#### [Task prompt]
All entries must be given again exactly as written.

#### [Input for this task]
((
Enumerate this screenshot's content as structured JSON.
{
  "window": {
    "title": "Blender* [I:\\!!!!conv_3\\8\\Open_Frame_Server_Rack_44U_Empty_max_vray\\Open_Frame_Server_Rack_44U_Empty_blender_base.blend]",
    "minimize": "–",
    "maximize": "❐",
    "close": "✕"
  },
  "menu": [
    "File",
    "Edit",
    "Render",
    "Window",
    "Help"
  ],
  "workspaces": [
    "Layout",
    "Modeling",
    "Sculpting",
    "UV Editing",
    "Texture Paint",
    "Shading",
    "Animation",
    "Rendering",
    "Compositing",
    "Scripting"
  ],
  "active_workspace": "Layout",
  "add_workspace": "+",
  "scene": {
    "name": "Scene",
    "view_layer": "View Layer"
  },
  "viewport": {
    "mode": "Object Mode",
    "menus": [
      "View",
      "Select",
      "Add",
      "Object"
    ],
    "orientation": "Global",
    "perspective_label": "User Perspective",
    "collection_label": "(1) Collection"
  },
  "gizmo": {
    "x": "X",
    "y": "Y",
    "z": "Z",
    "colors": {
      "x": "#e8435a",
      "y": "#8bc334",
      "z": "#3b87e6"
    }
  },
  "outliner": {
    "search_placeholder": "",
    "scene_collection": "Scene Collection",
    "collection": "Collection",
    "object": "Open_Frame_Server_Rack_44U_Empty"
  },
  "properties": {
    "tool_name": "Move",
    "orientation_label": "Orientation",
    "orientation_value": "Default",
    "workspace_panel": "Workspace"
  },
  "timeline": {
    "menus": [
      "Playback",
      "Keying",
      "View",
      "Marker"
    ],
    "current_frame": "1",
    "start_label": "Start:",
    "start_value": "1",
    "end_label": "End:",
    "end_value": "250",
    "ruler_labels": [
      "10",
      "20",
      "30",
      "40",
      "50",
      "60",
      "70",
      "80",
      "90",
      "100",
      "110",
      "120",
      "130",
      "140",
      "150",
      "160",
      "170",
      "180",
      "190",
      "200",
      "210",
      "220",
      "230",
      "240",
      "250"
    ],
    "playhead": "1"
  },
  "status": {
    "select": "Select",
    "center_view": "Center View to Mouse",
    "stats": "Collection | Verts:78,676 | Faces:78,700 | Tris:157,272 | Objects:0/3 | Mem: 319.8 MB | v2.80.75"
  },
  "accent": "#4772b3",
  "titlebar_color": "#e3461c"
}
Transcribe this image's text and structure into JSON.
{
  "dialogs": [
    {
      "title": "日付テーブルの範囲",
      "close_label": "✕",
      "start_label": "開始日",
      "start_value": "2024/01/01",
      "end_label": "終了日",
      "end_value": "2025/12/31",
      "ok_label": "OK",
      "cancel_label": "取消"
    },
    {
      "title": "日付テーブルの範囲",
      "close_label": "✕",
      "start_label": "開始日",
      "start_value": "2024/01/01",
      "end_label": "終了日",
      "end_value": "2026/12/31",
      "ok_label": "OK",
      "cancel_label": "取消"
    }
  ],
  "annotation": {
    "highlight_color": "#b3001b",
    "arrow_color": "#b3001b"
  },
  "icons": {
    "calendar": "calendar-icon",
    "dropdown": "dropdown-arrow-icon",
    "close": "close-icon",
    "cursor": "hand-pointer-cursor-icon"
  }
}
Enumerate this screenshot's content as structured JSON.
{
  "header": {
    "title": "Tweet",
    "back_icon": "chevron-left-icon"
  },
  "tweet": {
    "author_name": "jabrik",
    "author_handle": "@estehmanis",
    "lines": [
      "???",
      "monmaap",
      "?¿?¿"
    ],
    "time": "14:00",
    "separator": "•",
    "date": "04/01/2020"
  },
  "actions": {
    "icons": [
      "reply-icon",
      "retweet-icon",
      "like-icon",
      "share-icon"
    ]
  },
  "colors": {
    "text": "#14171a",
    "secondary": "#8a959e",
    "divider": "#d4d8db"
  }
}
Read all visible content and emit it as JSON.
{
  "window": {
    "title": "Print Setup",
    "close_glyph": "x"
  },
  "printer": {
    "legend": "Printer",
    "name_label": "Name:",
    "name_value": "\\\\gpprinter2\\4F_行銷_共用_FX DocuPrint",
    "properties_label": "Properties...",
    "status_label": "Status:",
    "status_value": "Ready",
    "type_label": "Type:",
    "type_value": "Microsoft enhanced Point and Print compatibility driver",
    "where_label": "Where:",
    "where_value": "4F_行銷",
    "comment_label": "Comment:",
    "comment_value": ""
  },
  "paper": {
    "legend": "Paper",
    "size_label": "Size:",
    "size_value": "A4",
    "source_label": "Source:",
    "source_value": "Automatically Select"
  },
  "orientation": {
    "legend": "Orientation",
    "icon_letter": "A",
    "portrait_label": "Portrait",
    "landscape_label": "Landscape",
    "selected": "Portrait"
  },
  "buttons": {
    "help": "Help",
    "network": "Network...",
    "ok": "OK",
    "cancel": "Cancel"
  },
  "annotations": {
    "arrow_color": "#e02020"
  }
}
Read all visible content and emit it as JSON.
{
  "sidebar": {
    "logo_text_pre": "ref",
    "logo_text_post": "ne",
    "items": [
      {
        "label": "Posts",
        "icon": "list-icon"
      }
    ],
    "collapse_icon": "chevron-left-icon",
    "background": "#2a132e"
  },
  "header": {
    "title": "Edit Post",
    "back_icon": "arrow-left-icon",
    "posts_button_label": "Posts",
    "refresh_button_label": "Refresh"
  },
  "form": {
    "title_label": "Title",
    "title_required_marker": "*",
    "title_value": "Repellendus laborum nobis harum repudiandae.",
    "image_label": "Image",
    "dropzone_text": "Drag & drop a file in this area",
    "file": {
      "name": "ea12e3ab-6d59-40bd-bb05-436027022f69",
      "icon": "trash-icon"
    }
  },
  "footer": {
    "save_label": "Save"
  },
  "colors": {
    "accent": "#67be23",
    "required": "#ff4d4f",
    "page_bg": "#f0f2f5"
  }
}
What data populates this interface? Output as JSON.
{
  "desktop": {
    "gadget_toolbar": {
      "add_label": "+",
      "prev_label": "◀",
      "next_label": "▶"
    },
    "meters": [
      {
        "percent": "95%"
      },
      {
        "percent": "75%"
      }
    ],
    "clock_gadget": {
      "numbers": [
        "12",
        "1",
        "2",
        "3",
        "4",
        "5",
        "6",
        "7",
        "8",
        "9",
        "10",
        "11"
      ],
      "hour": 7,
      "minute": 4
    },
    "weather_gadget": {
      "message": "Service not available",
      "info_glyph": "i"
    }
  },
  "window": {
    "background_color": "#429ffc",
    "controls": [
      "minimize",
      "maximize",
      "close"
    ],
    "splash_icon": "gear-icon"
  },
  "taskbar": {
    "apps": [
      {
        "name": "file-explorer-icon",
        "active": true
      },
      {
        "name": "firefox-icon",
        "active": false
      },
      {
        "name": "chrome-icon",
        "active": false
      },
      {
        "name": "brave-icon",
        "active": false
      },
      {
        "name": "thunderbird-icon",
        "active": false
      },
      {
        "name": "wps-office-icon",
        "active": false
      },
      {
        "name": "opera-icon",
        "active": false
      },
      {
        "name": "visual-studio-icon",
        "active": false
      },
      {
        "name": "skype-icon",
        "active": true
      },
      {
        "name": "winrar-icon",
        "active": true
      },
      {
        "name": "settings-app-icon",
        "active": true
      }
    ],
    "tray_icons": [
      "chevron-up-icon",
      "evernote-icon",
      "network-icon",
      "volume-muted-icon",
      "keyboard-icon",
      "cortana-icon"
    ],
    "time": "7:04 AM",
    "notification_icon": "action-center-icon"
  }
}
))
#### [Reply]
Enumerate this screenshot's content as structured JSON.
{
  "window": {
    "title": "Blender* [I:\\!!!!conv_3\\8\\Open_Frame_Server_Rack_44U_Empty_max_vray\\Open_Frame_Server_Rack_44U_Empty_blender_base.blend]",
    "minimize": "–",
    "maximize": "❐",
    "close": "✕"
  },
  "menu": [
    "File",
    "Edit",
    "Render",
    "Window",
    "Help"
  ],
  "workspaces": [
    "Layout",
    "Modeling",
    "Sculpting",
    "UV Editing",
    "Texture Paint",
    "Shading",
    "Animation",
    "Rendering",
    "Compositing",
    "Scripting"
  ],
  "active_workspace": "Layout",
  "add_workspace": "+",
  "scene": {
    "name": "Scene",
    "view_layer": "View Layer"
  },
  "viewport": {
    "mode": "Object Mode",
    "menus": [
      "View",
      "Select",
      "Add",
      "Object"
    ],
    "orientation": "Global",
    "perspective_label": "User Perspective",
    "collection_label": "(1) Collection"
  },
  "gizmo": {
    "x": "X",
    "y": "Y",
    "z": "Z",
    "colors": {
      "x": "#e8435a",
      "y": "#8bc334",
      "z": "#3b87e6"
    }
  },
  "outliner": {
    "search_placeholder": "",
    "scene_collection": "Scene Collection",
    "collection": "Collection",
    "object": "Open_Frame_Server_Rack_44U_Empty"
  },
  "properties": {
    "tool_name": "Move",
    "orientation_label": "Orientation",
    "orientation_value": "Default",
    "workspace_panel": "Workspace"
  },
  "timeline": {
    "menus": [
      "Playback",
      "Keying",
      "View",
      "Marker"
    ],
    "current_frame": "1",
    "start_label": "Start:",
    "start_value": "1",
    "end_label": "End:",
    "end_value": "250",
    "ruler_labels": [
      "10",
      "20",
      "30",
      "40",
      "50",
      "60",
      "70",
      "80",
      "90",
      "100",
      "110",
      "120",
      "130",
      "140",
      "150",
      "160",
      "170",
      "180",
      "190",
      "200",
      "210",
      "220",
      "230",
      "240",
      "250"
    ],
    "playhead": "1"
  },
  "status": {
    "select": "Select",
    "center_view": "Center View to Mouse",
    "stats": "Collection | Verts:78,676 | Faces:78,700 | Tris:157,272 | Objects:0/3 | Mem: 319.8 MB | v2.80.75"
  },
  "accent": "#4772b3",
  "titlebar_color": "#e3461c"
}
Transcribe this image's text and structure into JSON.
{
  "dialogs": [
    {
      "title": "日付テーブルの範囲",
      "close_label": "✕",
      "start_label": "開始日",
      "start_value": "2024/01/01",
      "end_label": "終了日",
      "end_value": "2025/12/31",
      "ok_label": "OK",
      "cancel_label": "取消"
    },
    {
      "title": "日付テーブルの範囲",
      "close_label": "✕",
      "start_label": "開始日",
      "start_value": "2024/01/01",
      "end_label": "終了日",
      "end_value": "2026/12/31",
      "ok_label": "OK",
      "cancel_label": "取消"
    }
  ],
  "annotation": {
    "highlight_color": "#b3001b",
    "arrow_color": "#b3001b"
  },
  "icons": {
    "calendar": "calendar-icon",
    "dropdown": "dropdown-arrow-icon",
    "close": "close-icon",
    "cursor": "hand-pointer-cursor-icon"
  }
}
Enumerate this screenshot's content as structured JSON.
{
  "header": {
    "title": "Tweet",
    "back_icon": "chevron-left-icon"
  },
  "tweet": {
    "author_name": "jabrik",
    "author_handle": "@estehmanis",
    "lines": [
      "???",
      "monmaap",
      "?¿?¿"
    ],
    "time": "14:00",
    "separator": "•",
    "date": "04/01/2020"
  },
  "actions": {
    "icons": [
      "reply-icon",
      "retweet-icon",
      "like-icon",
      "share-icon"
    ]
  },
  "colors": {
    "text": "#14171a",
    "secondary": "#8a959e",
    "divider": "#d4d8db"
  }
}
Read all visible content and emit it as JSON.
{
  "window": {
    "title": "Print Setup",
    "close_glyph": "x"
  },
  "printer": {
    "legend": "Printer",
    "name_label": "Name:",
    "name_value": "\\\\gpprinter2\\4F_行銷_共用_FX DocuPrint",
    "properties_label": "Properties...",
    "status_label": "Status:",
    "status_value": "Ready",
    "type_label": "Type:",
    "type_value": "Microsoft enhanced Point and Print compatibility driver",
    "where_label": "Where:",
    "where_value": "4F_行銷",
    "comment_label": "Comment:",
    "comment_value": ""
  },
  "paper": {
    "legend": "Paper",
    "size_label": "Size:",
    "size_value": "A4",
    "source_label": "Source:",
    "source_value": "Automatically Select"
  },
  "orientation": {
    "legend": "Orientation",
    "icon_letter": "A",
    "portrait_label": "Portrait",
    "landscape_label": "Landscape",
    "selected": "Portrait"
  },
  "buttons": {
    "help": "Help",
    "network": "Network...",
    "ok": "OK",
    "cancel": "Cancel"
  },
  "annotations": {
    "arrow_color": "#e02020"
  }
}
Read all visible content and emit it as JSON.
{
  "sidebar": {
    "logo_text_pre": "ref",
    "logo_text_post": "ne",
    "items": [
      {
        "label": "Posts",
        "icon": "list-icon"
      }
    ],
    "collapse_icon": "chevron-left-icon",
    "background": "#2a132e"
  },
  "header": {
    "title": "Edit Post",
    "back_icon": "arrow-left-icon",
    "posts_button_label": "Posts",
    "refresh_button_label": "Refresh"
  },
  "form": {
    "title_label": "Title",
    "title_required_marker": "*",
    "title_value": "Repellendus laborum nobis harum repudiandae.",
    "image_label": "Image",
    "dropzone_text": "Drag & drop a file in this area",
    "file": {
      "name": "ea12e3ab-6d59-40bd-bb05-436027022f69",
      "icon": "trash-icon"
    }
  },
  "footer": {
    "save_label": "Save"
  },
  "colors": {
    "accent": "#67be23",
    "required": "#ff4d4f",
    "page_bg": "#f0f2f5"
  }
}
What data populates this interface? Output as JSON.
{
  "desktop": {
    "gadget_toolbar": {
      "add_label": "+",
      "prev_label": "◀",
      "next_label": "▶"
    },
    "meters": [
      {
        "percent": "95%"
      },
      {
        "percent": "75%"
      }
    ],
    "clock_gadget": {
      "numbers": [
        "12",
        "1",
        "2",
        "3",
        "4",
        "5",
        "6",
        "7",
        "8",
        "9",
        "10",
        "11"
      ],
      "hour": 7,
      "minute": 4
    },
    "weather_gadget": {
      "message": "Service not available",
      "info_glyph": "i"
    }
  },
  "window": {
    "background_color": "#429ffc",
    "controls": [
      "minimize",
      "maximize",
      "close"
    ],
    "splash_icon": "gear-icon"
  },
  "taskbar": {
    "apps": [
      {
        "name": "file-explorer-icon",
        "active": true
      },
      {
        "name": "firefox-icon",
        "active": false
      },
      {
        "name": "chrome-icon",
        "active": false
      },
      {
        "name": "brave-icon",
        "active": false
      },
      {
        "name": "thunderbird-icon",
        "active": false
      },
      {
        "name": "wps-office-icon",
        "active": false
      },
      {
        "name": "opera-icon",
        "active": false
      },
      {
        "name": "visual-studio-icon",
        "active": false
      },
      {
        "name": "skype-icon",
        "active": true
      },
      {
        "name": "winrar-icon",
        "active": true
      },
      {
        "name": "settings-app-icon",
        "active": true
      }
    ],
    "tray_icons": [
      "chevron-up-icon",
      "evernote-icon",
      "network-icon",
      "volume-muted-icon",
      "keyboard-icon",
      "cortana-icon"
    ],
    "time": "7:04 AM",
    "notification_icon": "action-center-icon"
  }
}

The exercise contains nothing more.